Statistical Modeling and Optimization for Optimal Adaptive Trial Design in Personalized Medicine

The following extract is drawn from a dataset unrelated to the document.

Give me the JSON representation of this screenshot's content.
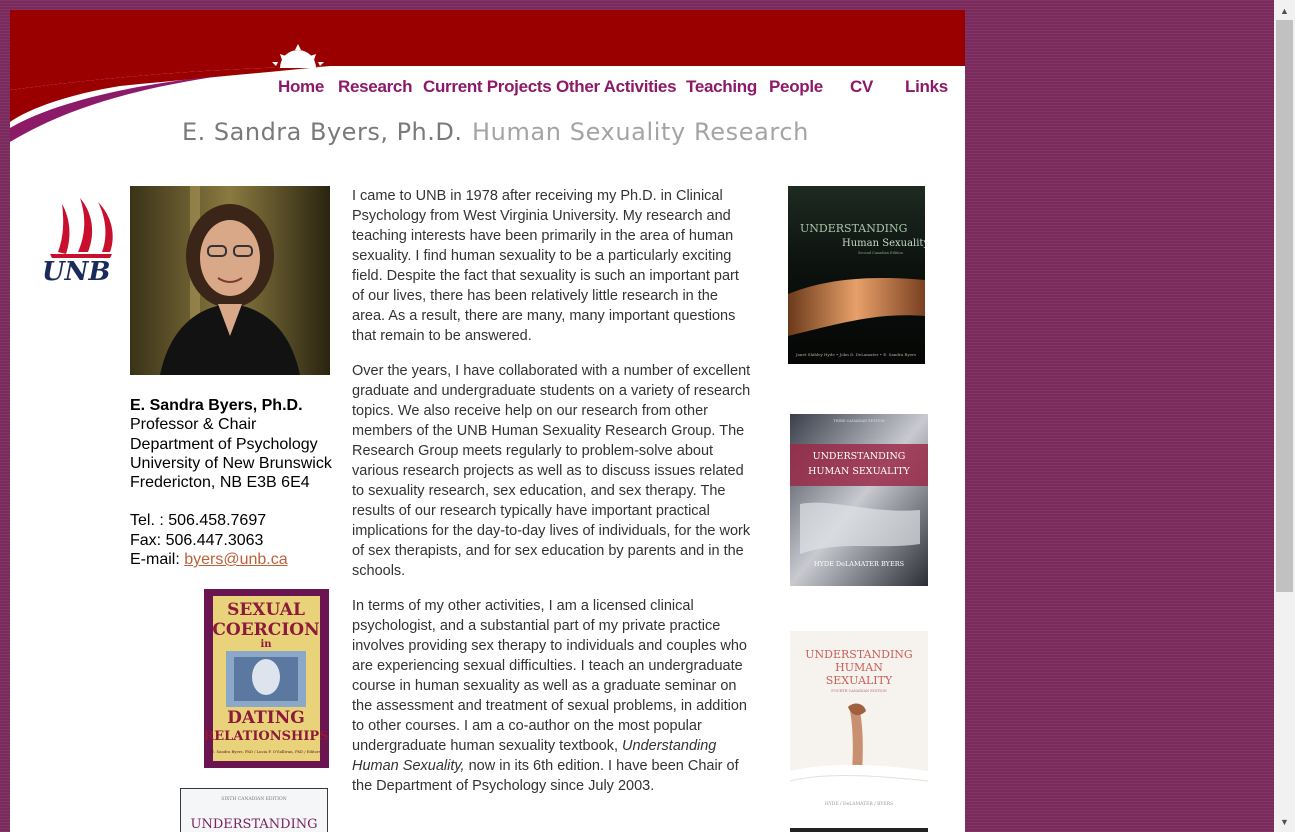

We provide a new modeling framework and adopt modern optimization tools to attack an important open problem in statistics. In particular, we consider the optimal adaptive trial design problem in personalized medicine. Adaptive enrichment designs involve preplanned rules for modifying enrollment criteria based on accruing data in a randomized trial. We focus on designs where the overall population is partitioned into two predefined subpopulations, e.g., based on a biomarker or risk score measured at baseline for personalized medicine. The goal is to learn which populations benefit from an experimental treatment. Two critical components of adaptive enrichment designs are the decision rule for modifying enrollment, and the multiple testing procedure. We provide a general framework for simultaneously optimizing these components for two-stage, adaptive enrichment designs through Bayesian optimization. We minimize the expected sample size under constraints on power and the familywise Type I error rate. It is computationally infeasible to directly solve this optimization problem due to its nonconvexity and infinite dimensionality. The key to our approach is a novel, discrete representation of this optimization problem as a sparse linear program, which is large-scale but computationally feasible to solve using modern optimization techniques. Applications of our approach produce new, approximately optimal designs. We shall further discuss several extensions to solve other related statistical problems.